Makes 6 to 8 servings
. . .
Although this next recipe makes a very attractive cocktail, it also can be used as an energy drink because of all its fresh orange juice. The mint in it is refreshing as is or can be matched with Cr'me de Menthe and Bombay gin.
Orange Mint Frost
Juice of 6ñ7 oranges (or 25 fl. oz. of fresh bottled orange juice)
3 to 4 sprigs fresh mint, leaves only
12 ice cubes
3 Tbs. cranberry juice
2 Tbs. lemon juice
2 oz. Cr'me de Menthe (optional)
4 oz. Bombay gin, or other premium gin (optional)
6 mint sprigs for garnish
Place all ingredients in a blender jar and liquify until very smooth. Serve immediately in chilled glasses.
Makes 6 servings
. . .
What is a late summer afternoon nosh without a lovely chilled white wine to extend the pleasure of the day into the evening? Here is one of my favorite uses of fruit flavor with wine: a lush peach white sangria. I can't wait for the Washington peaches to arrive! Until then, though, trying a few California white peaches might not be a bad idea.
1 small lemon, washed and thinly sliced
1 small lime, washed and thinly sliced

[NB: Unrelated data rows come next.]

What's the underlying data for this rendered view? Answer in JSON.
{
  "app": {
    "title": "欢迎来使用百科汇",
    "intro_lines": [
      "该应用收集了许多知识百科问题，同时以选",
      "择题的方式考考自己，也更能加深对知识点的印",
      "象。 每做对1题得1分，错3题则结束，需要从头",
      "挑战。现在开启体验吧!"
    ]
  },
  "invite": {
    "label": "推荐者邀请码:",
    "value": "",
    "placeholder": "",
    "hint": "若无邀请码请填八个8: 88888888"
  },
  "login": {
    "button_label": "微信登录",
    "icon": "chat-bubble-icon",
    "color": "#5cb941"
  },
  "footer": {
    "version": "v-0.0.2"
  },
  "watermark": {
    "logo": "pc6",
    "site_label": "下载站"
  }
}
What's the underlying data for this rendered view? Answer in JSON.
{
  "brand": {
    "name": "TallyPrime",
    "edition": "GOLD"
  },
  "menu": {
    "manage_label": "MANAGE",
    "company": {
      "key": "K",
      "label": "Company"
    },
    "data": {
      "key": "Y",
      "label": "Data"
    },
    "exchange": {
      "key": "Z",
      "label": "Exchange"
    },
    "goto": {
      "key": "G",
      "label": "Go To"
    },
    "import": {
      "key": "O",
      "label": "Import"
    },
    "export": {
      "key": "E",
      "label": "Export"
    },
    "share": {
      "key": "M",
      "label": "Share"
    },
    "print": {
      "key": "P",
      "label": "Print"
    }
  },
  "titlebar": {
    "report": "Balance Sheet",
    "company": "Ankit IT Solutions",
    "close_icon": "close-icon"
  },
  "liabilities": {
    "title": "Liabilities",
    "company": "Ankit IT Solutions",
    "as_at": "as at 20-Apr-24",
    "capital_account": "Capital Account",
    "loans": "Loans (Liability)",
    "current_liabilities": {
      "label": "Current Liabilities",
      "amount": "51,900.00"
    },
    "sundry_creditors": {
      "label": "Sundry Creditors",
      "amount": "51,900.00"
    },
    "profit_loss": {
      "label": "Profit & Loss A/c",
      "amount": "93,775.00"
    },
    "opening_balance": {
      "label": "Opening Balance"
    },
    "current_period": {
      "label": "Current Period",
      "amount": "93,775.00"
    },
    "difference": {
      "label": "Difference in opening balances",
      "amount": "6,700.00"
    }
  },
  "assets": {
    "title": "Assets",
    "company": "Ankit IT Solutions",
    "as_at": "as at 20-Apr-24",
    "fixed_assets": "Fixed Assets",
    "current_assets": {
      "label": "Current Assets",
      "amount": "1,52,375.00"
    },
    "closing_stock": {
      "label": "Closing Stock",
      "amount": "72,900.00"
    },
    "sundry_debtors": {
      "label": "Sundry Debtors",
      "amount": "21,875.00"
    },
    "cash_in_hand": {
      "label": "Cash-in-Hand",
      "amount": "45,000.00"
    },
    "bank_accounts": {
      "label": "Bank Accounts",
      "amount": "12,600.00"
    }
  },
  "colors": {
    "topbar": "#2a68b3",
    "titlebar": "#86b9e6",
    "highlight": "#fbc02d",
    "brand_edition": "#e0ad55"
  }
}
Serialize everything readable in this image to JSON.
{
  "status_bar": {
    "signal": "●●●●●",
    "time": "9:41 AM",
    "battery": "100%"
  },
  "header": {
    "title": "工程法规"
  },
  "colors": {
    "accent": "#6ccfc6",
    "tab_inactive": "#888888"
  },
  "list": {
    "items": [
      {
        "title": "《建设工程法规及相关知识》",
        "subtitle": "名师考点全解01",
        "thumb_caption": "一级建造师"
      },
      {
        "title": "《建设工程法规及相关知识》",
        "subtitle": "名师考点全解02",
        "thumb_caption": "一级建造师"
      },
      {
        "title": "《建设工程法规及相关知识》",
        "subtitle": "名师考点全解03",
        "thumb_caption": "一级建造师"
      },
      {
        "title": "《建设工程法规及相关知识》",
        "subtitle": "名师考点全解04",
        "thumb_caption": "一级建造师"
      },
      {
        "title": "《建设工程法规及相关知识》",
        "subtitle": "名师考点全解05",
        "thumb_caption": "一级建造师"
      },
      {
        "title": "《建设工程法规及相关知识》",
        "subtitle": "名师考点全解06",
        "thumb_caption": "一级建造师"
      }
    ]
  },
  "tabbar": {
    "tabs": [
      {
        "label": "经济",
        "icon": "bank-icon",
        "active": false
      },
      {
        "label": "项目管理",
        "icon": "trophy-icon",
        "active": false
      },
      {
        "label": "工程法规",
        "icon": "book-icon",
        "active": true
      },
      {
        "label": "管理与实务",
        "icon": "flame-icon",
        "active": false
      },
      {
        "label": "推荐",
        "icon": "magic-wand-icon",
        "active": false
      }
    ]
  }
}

1/3 cup superfine sugar
2 ripe peaches, peeled, pitted and thinly sliced
1 bottle chilled dry white wine, like Sauvignon Blanc, Pinot Gris or Viognier
2 fl. oz. peach schnapps, peach brandy or other peach-flavored liqueur
Place the brandy, half the peaches and the sugar in a blender jar and blend till very smooth. Add a 1/2 cup or so of the wine if more liquid is needed. Pour the peach mixture into a large bowl and add the wine, lemons, limes and remaining peach slices. Stir till sugar is completely dissolved. Chill for at least an hour before serving. Strain the sangria into wine glasses and put several pieces of fruit into each glass.
Makes 4 to 5 servings